Apparently, and I think even Martha would agree with this maxim, less is more.
* * *
Looking back over our many seasons of hospitality, I can recall times in which daily life felt inadequate and entertaining became a way to try to make up that lack. This situation isn’t necessarily wrong, but there was something out of balance about it. It looked like cloth napkins for guests and paper for us. It looked like fresh flowers only if company was coming and dirty dishes hidden in the oven just as the doorbell rang.
These superficial things are not the true things, but they can be revealing. Are we living our lives authentically all the way through or are we jumping in and out of small performances for a public we hope to dazzle?
A few pages further on in Dakota, Norris describes the hospitality she has observed in Benedictine monasteries:
True hospitality is marked by an open response to the dignity of each and every person. Henri Nouwen has described it as receiving the stranger on his terms, and asserts that it can be offered only by those who ‘have found the center of their lives in their own hearts.’ Monastic life seeks to provide the silence and stillness that leads to such awareness for the individual monk and then allows him to offer it, through hospitality, to others who seek it. (197)
My life in this farmhouse with four children is anything but silent. It is certainly not still. And yet, perhaps for that very reason, those are the things I find myself cultivating most intentionally in this stage of my life. Perhaps not on the surface (my kids are loud and there is not much I can do about that), but certainly in a deeper place.
I am a work in progress, but I am trying, to use Nouwen’s words, to center my life within myself and not in whatever image I see reflected in the eyes of my guests. I am pursuing the stillness that results from an ordered life (though never a perfect one). In the midst of the expected noise and bustle, I seek to cultivate sustainable and sustaining routines.
To practice hospitality, I must first practice living well. In other words, I must live a life worth living. And then, only then, does that life become a life worth sharing.
Despite its many imperfections, I am deeply grateful for the life and home I have been given. It is an inconvenience but also a great joy to share this life with you. Awash with gratitude, I am no longer so tempted to run around creating something that only exists during the time of your visit. Instead, I open the door. I set another place at the table. I release my desire to impress, and I say, Yes, there is space for you here.
Christie Purifoy earned a PhD in English literature from the University of Chicago before trading the classroom for a vegetable garden in southeastern Pennsylvania.

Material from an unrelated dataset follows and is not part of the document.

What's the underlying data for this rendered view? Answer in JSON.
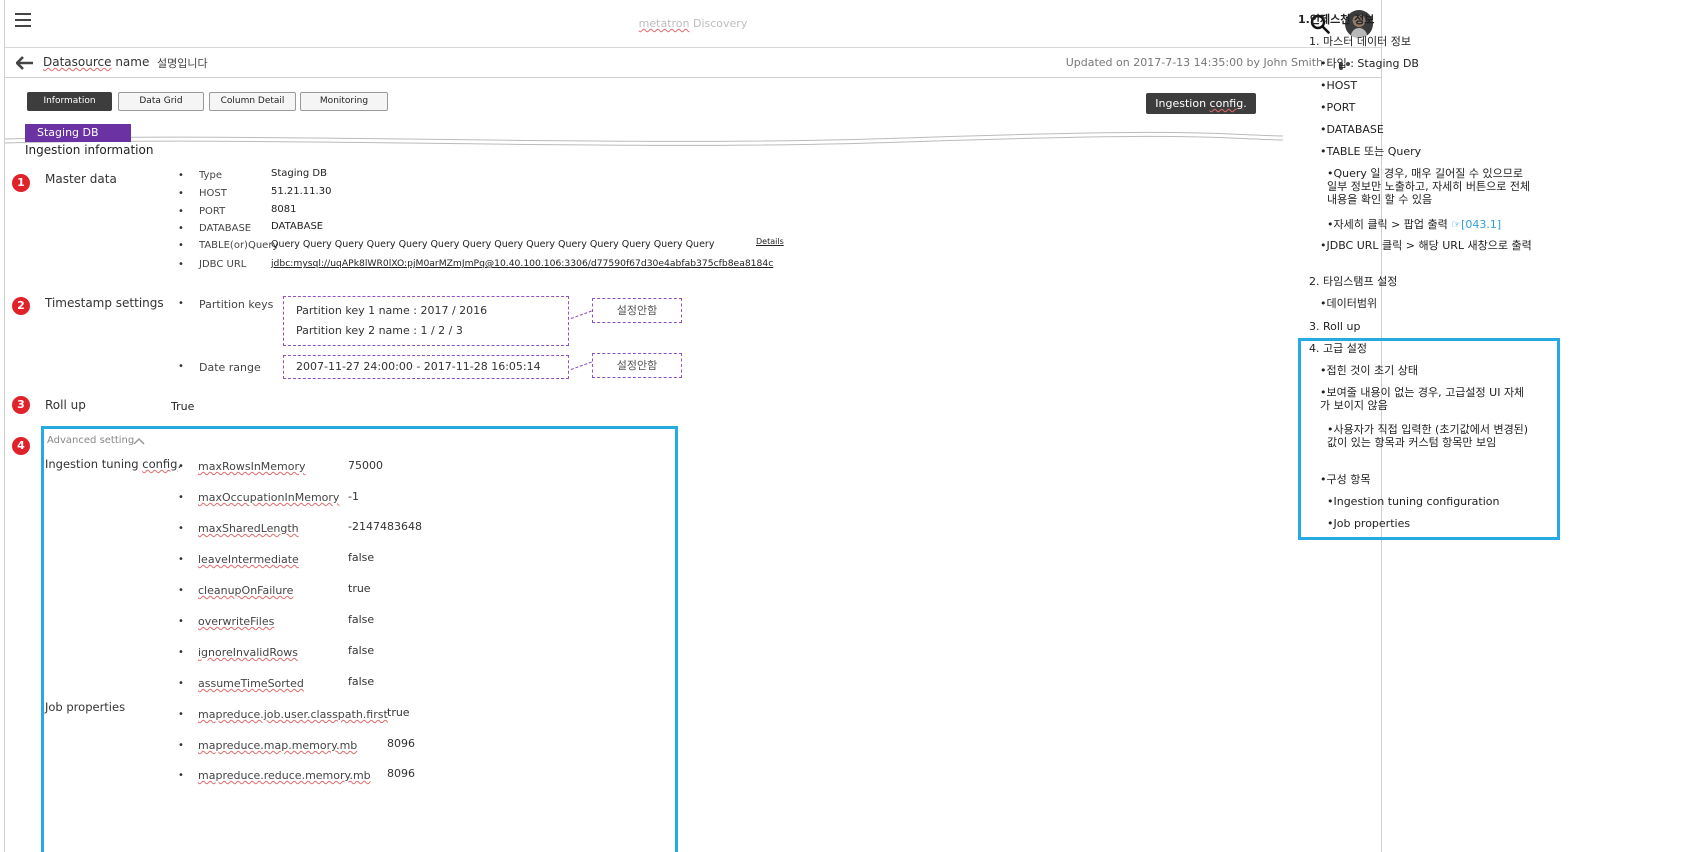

When the noise of her four young children makes writing impossible, she tends zucchini and tomatoes they will later refuse to eat. Christie is always watching for the beauty, mystery, and wonder that lie beneath it all. When she finds them, she writes about them at www.christiepurifoy.com.